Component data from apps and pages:
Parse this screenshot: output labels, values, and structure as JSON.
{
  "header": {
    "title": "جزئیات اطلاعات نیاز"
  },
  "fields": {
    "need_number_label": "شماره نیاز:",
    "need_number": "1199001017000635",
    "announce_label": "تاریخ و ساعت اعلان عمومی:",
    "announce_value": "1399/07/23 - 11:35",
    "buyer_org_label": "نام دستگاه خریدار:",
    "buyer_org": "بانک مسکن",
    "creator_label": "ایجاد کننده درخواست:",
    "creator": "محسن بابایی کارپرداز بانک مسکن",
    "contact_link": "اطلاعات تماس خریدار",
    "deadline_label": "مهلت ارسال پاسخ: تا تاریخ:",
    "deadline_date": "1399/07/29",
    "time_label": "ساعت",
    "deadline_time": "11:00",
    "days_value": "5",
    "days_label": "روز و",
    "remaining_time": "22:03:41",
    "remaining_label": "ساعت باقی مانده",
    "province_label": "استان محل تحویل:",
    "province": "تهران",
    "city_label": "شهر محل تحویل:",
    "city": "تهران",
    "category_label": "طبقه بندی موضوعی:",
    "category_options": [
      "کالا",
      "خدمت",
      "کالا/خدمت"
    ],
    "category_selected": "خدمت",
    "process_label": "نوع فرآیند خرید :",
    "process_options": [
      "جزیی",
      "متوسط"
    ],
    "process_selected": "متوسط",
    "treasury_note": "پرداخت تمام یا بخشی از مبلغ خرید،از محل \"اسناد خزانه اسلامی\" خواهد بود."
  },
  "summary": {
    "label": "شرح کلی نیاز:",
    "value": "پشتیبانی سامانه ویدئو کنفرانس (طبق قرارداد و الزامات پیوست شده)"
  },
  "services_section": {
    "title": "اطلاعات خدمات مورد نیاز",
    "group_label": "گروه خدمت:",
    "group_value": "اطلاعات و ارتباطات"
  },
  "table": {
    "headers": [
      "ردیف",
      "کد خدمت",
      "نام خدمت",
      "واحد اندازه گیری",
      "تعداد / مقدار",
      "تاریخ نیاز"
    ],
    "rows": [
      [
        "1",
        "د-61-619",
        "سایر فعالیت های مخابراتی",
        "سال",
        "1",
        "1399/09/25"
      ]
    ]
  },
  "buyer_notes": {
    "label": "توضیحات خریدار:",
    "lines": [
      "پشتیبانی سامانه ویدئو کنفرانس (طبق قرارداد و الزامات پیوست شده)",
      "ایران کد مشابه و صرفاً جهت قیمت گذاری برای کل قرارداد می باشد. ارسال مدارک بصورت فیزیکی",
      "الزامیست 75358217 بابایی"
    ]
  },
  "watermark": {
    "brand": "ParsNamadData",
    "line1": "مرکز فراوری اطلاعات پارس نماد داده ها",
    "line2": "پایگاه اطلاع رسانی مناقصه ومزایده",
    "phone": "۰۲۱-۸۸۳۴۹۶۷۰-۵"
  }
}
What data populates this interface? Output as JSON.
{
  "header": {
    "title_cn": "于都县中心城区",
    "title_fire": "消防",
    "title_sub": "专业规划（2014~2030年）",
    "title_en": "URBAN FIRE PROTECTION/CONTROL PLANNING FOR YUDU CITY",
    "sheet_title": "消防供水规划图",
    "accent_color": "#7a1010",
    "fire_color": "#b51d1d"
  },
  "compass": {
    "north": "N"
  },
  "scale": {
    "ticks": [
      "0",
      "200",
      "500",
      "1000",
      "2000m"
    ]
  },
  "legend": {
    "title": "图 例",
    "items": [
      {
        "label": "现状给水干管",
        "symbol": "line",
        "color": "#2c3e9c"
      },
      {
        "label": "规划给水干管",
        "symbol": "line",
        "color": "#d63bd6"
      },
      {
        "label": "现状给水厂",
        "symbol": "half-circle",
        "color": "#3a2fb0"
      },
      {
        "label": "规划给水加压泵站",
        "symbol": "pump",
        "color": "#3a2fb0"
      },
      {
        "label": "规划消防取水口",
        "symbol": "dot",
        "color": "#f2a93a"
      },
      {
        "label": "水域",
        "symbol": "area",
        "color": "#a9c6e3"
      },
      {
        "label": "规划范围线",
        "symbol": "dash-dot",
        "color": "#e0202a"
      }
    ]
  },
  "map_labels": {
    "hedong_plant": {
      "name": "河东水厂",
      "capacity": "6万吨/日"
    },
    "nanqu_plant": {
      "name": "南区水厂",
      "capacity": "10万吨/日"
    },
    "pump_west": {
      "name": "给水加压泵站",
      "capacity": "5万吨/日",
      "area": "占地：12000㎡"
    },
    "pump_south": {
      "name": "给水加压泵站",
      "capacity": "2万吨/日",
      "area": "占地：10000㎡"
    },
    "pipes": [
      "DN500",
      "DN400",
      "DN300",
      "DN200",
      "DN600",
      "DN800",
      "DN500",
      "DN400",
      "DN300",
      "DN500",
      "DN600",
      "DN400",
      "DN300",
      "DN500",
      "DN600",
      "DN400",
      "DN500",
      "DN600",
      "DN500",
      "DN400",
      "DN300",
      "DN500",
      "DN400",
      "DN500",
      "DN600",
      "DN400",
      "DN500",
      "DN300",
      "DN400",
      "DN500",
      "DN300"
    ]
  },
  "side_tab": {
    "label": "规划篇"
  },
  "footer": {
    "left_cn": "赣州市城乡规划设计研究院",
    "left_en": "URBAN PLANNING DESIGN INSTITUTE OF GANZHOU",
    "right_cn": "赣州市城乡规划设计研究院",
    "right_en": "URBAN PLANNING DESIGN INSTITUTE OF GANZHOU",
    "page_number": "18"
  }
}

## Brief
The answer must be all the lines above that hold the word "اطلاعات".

## Exercise answer
    "title": "جزئیات اطلاعات نیاز"
    "contact_link": "اطلاعات تماس خریدار",
    "title": "اطلاعات خدمات مورد نیاز",
    "group_value": "اطلاعات و ارتباطات"
    "line1": "مرکز فراوری اطلاعات پارس نماد داده ها",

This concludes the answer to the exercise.